Luise, your words that our AC's "going for the gold" in whatever form (for my daughter it had to do with no rules at BF's mom's house, while we still had rules and expectations) has nothing to with us is so important for me to remember. It feels so personal, and it is so hard to let go. Ironically, I feel DD will be even stricter with her own children someday when she chooses to have them (please, no time soon ???), and then who will have the last laugh?
Still Learning, your questions merit some consideration. It's not a given that she will ask about baking cookies, but she loves Christmas and all the decorating and preparations. Shortly after she abruptly moved out of our house at the start of her senior year of HS to live with her BF and his mom, she asked if we would still be baking cookies and decorating the house together for Christmas, which was still three months away. I know she treasures those experiences of home. It's possible she will have to work this year and not even have enough time in town to bake or decorate. I also need to weigh my discomfort about sharing cookies with BFs family against the desire to continue a cherished tradition with my daughter. As you can see, I am getting ahead of myself with concerns about the holidays, but I will try to focus on the present moment and keep positive thoughts. I liked your advice to not even bring up the call she made or ask about any problems in their relationship. Good call!
Thanks, everyone, for your kind and thoughtful posts. As Shiny said, I think I have enough pearls for a beautiful necklace. Precious!

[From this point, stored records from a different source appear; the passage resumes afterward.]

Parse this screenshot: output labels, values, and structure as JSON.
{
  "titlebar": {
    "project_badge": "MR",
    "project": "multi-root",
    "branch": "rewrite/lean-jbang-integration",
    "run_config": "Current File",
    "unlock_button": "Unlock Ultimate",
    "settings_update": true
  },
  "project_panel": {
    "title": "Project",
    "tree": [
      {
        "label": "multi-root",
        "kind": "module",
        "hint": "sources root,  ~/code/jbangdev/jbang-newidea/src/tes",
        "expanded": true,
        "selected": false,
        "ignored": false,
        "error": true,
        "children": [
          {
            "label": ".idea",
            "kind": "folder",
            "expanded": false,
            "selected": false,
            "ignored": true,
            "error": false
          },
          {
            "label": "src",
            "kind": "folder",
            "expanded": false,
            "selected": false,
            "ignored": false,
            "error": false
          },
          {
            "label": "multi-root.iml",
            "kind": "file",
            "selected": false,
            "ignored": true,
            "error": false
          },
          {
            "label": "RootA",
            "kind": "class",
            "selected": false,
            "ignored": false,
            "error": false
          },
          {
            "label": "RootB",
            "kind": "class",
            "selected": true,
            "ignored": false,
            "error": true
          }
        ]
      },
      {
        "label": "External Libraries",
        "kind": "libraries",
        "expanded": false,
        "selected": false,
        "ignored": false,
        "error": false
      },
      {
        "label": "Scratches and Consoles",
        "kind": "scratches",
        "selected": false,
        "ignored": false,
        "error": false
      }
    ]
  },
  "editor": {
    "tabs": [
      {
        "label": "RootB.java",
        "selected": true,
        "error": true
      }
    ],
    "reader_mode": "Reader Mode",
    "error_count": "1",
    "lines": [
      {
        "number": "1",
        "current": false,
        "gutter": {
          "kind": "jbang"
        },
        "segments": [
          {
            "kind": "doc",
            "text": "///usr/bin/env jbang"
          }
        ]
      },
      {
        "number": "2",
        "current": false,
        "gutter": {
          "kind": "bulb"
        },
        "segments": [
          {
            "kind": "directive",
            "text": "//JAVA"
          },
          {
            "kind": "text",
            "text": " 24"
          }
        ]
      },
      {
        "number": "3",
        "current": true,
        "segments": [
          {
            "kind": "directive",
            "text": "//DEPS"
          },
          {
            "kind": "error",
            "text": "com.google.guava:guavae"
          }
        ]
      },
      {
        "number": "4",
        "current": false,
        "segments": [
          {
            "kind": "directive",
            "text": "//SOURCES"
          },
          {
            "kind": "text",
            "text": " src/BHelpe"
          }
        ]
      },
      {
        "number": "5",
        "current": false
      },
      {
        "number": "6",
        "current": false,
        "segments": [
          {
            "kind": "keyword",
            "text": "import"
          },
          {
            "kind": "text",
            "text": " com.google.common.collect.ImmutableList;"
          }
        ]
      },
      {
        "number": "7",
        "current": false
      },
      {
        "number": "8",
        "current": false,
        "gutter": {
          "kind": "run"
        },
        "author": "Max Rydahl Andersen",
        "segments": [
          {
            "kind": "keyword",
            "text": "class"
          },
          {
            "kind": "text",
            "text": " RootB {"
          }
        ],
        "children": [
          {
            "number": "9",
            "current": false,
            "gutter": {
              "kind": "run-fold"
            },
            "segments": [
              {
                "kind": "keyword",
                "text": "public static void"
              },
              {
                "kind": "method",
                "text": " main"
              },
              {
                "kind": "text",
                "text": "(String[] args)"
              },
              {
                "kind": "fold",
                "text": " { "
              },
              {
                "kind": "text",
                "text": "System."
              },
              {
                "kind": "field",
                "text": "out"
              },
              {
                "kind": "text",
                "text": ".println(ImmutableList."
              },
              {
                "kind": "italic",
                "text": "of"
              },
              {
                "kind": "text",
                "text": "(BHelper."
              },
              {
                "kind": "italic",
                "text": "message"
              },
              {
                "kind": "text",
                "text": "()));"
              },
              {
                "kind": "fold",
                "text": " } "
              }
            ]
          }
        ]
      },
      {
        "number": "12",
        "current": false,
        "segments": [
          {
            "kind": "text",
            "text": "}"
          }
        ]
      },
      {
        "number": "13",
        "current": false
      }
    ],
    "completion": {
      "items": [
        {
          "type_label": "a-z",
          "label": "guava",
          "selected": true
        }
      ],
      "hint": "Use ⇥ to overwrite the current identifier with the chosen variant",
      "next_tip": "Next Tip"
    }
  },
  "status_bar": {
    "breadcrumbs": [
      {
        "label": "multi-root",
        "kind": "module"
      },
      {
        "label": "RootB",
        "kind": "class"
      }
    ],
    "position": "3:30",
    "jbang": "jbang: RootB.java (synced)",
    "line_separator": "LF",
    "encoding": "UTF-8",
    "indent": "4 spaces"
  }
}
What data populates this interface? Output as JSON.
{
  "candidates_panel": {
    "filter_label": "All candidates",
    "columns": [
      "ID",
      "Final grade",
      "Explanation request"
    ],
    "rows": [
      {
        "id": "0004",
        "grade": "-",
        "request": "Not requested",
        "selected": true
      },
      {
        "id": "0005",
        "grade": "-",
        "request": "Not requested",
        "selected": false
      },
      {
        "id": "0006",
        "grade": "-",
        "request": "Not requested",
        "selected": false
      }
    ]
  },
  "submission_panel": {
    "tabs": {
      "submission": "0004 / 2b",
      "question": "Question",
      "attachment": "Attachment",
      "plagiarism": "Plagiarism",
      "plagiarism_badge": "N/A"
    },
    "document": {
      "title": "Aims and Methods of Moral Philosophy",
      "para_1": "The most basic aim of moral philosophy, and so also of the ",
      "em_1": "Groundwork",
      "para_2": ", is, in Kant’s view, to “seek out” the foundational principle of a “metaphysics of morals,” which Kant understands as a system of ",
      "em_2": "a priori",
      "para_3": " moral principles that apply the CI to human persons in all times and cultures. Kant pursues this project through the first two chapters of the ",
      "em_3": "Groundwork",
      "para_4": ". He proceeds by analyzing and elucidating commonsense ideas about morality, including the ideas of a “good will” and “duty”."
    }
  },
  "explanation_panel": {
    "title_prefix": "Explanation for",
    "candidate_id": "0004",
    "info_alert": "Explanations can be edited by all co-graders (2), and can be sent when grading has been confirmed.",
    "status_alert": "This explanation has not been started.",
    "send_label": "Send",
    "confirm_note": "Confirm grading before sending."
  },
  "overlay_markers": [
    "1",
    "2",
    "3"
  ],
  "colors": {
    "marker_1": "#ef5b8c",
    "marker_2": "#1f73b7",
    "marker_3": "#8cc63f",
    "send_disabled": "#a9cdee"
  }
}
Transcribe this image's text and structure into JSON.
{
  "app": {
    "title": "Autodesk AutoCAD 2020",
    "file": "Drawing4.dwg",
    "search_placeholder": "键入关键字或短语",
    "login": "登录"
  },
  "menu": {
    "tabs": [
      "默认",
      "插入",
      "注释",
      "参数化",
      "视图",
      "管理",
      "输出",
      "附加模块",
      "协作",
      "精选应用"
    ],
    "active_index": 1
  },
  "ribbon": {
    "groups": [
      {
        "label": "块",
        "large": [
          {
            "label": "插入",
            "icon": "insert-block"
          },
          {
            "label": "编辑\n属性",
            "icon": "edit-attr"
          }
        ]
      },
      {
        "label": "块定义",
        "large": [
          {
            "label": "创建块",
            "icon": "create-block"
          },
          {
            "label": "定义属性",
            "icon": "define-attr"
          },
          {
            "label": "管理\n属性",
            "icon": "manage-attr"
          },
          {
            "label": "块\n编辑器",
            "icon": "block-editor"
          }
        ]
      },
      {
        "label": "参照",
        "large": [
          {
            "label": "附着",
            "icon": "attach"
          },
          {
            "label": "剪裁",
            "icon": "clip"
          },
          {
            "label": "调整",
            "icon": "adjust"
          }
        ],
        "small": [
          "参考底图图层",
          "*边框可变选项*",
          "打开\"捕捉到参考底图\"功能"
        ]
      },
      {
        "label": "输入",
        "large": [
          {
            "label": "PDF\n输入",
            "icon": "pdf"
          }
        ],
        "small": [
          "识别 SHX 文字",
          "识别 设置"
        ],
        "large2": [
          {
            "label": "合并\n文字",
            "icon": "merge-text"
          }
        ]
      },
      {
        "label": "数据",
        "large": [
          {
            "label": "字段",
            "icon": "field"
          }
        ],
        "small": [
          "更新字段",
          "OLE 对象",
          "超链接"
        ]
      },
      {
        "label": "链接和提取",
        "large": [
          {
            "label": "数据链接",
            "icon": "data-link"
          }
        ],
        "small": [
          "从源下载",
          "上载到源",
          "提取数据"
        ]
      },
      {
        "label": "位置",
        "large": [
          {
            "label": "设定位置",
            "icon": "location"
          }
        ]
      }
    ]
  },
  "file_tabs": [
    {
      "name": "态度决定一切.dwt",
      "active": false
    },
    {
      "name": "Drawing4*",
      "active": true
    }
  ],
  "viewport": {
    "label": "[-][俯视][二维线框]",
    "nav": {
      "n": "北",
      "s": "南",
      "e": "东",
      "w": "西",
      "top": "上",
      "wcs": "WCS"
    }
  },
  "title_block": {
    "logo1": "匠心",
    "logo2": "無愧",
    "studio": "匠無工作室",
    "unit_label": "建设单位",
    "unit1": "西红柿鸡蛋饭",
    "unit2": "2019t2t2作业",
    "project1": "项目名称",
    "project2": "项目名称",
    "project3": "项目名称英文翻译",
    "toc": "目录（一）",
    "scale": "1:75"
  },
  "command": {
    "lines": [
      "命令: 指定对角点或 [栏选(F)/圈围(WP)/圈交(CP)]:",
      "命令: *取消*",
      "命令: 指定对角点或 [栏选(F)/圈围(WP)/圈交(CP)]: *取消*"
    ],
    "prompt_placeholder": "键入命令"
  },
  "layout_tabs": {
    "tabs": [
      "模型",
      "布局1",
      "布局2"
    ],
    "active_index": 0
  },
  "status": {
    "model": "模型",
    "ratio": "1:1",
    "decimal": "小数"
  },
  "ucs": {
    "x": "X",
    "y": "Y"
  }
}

In thanking us, does it feel to you like the thread is complete and ready to close? That never affects new threads surfacing!
Yes, you can close it. I'm sure I'll be back. ;)
I hope so...you have given many of us a lot to think about! Sending hugs...